Problem statement
Pull every line containing "meta" from the entries.
------ Records for this task
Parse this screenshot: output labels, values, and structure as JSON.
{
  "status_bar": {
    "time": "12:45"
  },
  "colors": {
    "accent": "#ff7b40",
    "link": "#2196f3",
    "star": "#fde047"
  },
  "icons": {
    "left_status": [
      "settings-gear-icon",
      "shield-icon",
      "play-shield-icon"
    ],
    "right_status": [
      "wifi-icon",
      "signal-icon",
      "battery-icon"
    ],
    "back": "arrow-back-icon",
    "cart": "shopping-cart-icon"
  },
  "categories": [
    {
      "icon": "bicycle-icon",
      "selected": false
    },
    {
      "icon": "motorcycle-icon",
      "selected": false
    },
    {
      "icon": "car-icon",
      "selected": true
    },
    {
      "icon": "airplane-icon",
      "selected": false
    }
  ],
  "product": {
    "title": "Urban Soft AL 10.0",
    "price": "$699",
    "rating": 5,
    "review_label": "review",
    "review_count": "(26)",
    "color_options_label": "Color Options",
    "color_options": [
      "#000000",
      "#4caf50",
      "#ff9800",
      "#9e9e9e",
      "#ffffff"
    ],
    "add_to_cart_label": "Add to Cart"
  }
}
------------
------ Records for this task
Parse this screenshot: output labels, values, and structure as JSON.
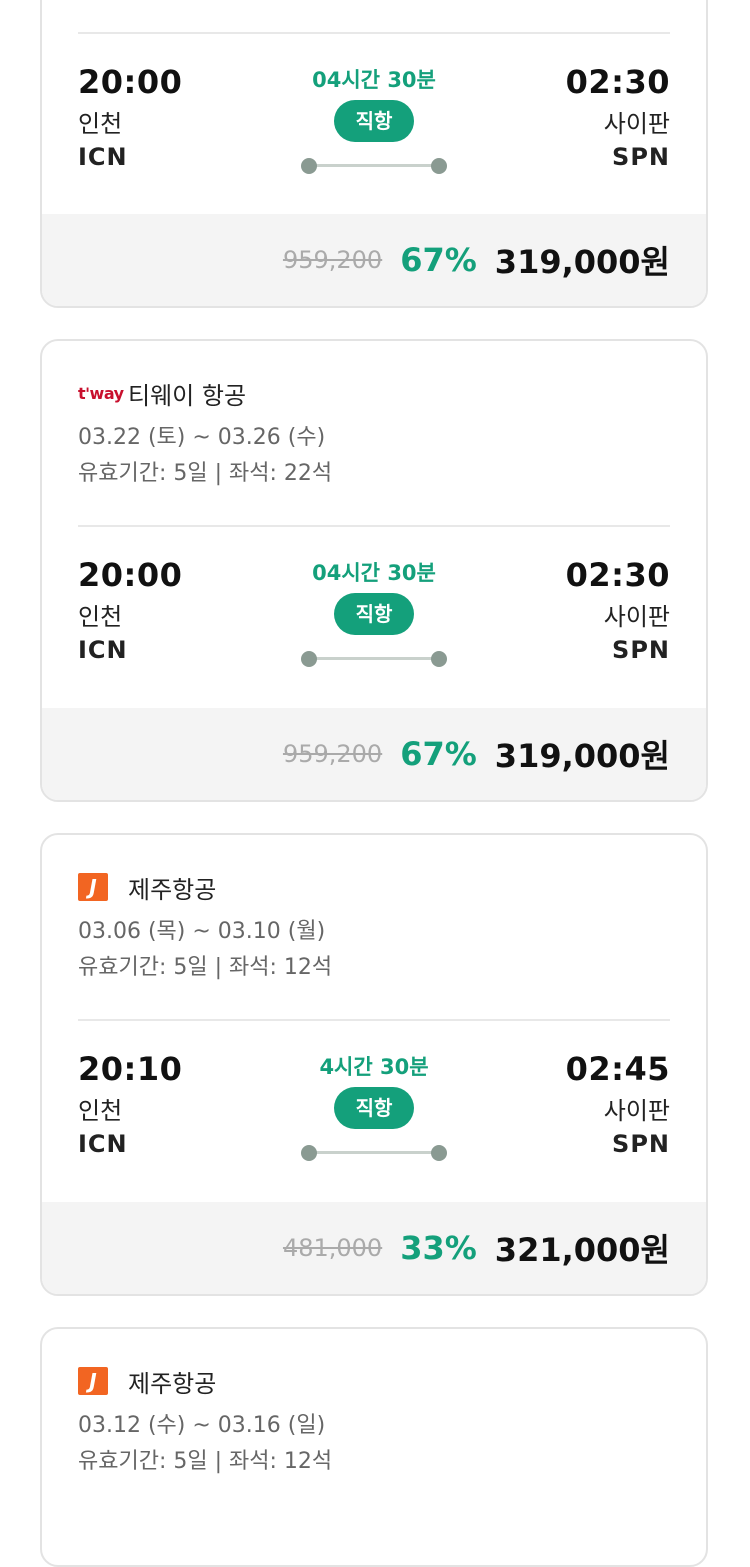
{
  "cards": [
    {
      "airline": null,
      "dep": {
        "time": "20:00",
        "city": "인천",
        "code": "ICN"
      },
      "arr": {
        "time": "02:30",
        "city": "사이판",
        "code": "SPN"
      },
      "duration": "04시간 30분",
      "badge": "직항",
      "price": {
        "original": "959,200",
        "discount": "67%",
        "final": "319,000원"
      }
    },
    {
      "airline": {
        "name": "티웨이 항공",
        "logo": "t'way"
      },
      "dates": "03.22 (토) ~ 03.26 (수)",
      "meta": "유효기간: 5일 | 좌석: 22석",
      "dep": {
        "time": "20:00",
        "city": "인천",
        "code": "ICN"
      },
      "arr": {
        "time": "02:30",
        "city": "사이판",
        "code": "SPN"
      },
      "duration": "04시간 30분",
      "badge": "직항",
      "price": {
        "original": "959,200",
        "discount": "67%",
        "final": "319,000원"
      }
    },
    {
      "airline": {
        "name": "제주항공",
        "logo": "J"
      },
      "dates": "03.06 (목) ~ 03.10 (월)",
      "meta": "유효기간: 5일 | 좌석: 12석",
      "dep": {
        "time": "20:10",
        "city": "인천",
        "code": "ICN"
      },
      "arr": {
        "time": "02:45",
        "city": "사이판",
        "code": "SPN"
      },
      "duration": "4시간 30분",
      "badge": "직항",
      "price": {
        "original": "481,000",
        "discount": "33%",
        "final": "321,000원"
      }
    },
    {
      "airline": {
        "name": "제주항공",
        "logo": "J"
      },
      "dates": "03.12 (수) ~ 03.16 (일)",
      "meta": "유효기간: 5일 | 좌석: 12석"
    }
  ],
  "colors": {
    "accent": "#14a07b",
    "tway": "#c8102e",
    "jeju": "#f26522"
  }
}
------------
Result of this exercise
      "meta": "유효기간: 5일 | 좌석: 22석",
      "meta": "유효기간: 5일 | 좌석: 12석",
      "meta": "유효기간: 5일 | 좌석: 12석"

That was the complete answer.